Dec. 6 (UPI) -- Hazelnuts could raise the micronutrient levels in middle-age and elderly people, new research says. The study, published Wednesday in the Journal of Nutrition, focused on 32 people age 55 and older, who ate two cups of hazelnuts a day for 16 weeks. Results showed increased blood concentrations of magnesium and elevated urinary levels of vitamin E. "This is one of the first times a study of this type has focused only on older adults," Alex Michels, a researcher at Oregon State University's Linus Pauling Institute and study- co-author, said in a news release. "We wanted to fill in a piece of the puzzle -- can hazelnuts improve the nutritional status of older adults specifically?" The researchers also noted a decrease in glucose and "bad" cholesterol, as well as an increase i...
Study: Yo-yo diets can increase death risk

Study: Yo-yo diets can increase death risk

Health
Nov. 29 (UPI) -- Yo-yo dieting can increase the risk of death, according to a new study. For the study, published Thursday in the Journal of Clinical Endocrinology and Metabolism, researchers at Seoul National University followed 3,700 people for 16 years. They found that weight cycling did make people with obesity have a lower chance of developing diabetes, but they also found a downside to the practice. The loss of weight usually brings on a reduction of energy during exercise and during daily activities. The researchers say this, along with increased hunger, produces a "perfect metabolic storm" for dieters to regain weight. Some experts actually estimate that 80 percent of dieters regain their weight. Weight cycling among people with coronary heart disease can even lead to a higher ris...
YouTube videos about prostate cancer putting patients at risk – study

YouTube videos about prostate cancer putting patients at risk – study

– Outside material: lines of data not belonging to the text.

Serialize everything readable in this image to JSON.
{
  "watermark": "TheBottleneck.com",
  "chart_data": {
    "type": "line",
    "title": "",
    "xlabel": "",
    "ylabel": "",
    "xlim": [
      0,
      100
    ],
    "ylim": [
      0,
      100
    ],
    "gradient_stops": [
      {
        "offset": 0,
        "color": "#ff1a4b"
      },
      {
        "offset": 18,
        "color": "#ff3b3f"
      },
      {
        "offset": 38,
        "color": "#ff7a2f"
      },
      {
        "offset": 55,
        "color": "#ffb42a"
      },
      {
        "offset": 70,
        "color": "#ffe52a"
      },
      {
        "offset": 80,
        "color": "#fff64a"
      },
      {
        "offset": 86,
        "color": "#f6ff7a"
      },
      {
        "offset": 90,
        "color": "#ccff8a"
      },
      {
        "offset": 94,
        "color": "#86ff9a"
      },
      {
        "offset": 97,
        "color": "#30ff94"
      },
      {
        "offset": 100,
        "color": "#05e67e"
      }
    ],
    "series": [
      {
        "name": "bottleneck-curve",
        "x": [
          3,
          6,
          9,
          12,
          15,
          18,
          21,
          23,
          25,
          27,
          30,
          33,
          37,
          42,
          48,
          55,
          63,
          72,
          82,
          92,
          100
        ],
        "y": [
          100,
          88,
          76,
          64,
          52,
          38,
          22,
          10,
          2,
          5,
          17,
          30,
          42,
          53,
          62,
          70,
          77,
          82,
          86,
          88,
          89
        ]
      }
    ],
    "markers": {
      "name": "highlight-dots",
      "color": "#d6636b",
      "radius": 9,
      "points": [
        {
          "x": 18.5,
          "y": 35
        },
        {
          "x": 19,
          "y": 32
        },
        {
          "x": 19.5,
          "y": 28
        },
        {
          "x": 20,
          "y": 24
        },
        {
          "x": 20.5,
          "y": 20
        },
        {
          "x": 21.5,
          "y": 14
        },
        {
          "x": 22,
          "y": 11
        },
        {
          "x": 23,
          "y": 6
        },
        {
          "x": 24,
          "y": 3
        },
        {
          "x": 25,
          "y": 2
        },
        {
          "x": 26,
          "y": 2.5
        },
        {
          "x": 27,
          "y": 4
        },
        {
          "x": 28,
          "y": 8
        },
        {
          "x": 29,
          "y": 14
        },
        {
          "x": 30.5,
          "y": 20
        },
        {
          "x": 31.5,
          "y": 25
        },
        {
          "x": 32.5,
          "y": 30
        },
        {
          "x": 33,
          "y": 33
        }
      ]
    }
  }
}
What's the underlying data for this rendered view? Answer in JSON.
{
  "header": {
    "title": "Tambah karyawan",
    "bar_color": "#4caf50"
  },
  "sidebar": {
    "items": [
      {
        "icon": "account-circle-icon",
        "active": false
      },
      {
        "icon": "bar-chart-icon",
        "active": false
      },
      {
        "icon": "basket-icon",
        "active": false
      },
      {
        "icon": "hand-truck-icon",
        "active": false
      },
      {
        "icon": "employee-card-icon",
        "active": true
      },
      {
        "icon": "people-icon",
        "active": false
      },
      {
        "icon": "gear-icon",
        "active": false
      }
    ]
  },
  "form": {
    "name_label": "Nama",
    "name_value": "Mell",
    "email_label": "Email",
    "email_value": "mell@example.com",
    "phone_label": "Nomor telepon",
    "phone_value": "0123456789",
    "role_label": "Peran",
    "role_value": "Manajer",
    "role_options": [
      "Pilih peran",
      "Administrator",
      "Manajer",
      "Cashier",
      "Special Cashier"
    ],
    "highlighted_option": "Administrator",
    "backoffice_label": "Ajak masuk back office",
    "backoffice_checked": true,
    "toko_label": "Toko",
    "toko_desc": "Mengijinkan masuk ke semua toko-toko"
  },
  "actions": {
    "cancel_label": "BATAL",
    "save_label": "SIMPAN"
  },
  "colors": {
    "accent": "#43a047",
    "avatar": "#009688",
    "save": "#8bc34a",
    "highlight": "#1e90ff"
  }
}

Technology
YouTube videos about prostate cancer are putting patients at risk of harm because of misleading medical information, a team of researchers has claimed. Scientists from the NYU School of Medicine analysed the 150 most-viewed YouTube videos on the disease and reported that 77% had factual errors or biased content in either the video or the comments section.Their work, published in the journal European Urology, found that while 75% of the videos fully described the benefits of different treatments, only 53% warned of their side effects.According to the team, 19% of the videos also recommended alternative and unproven medicines - some of which could directly harm patients.One video promoted "injecting herbs" into the prostate to treat cancer.The researchers said the audiences f...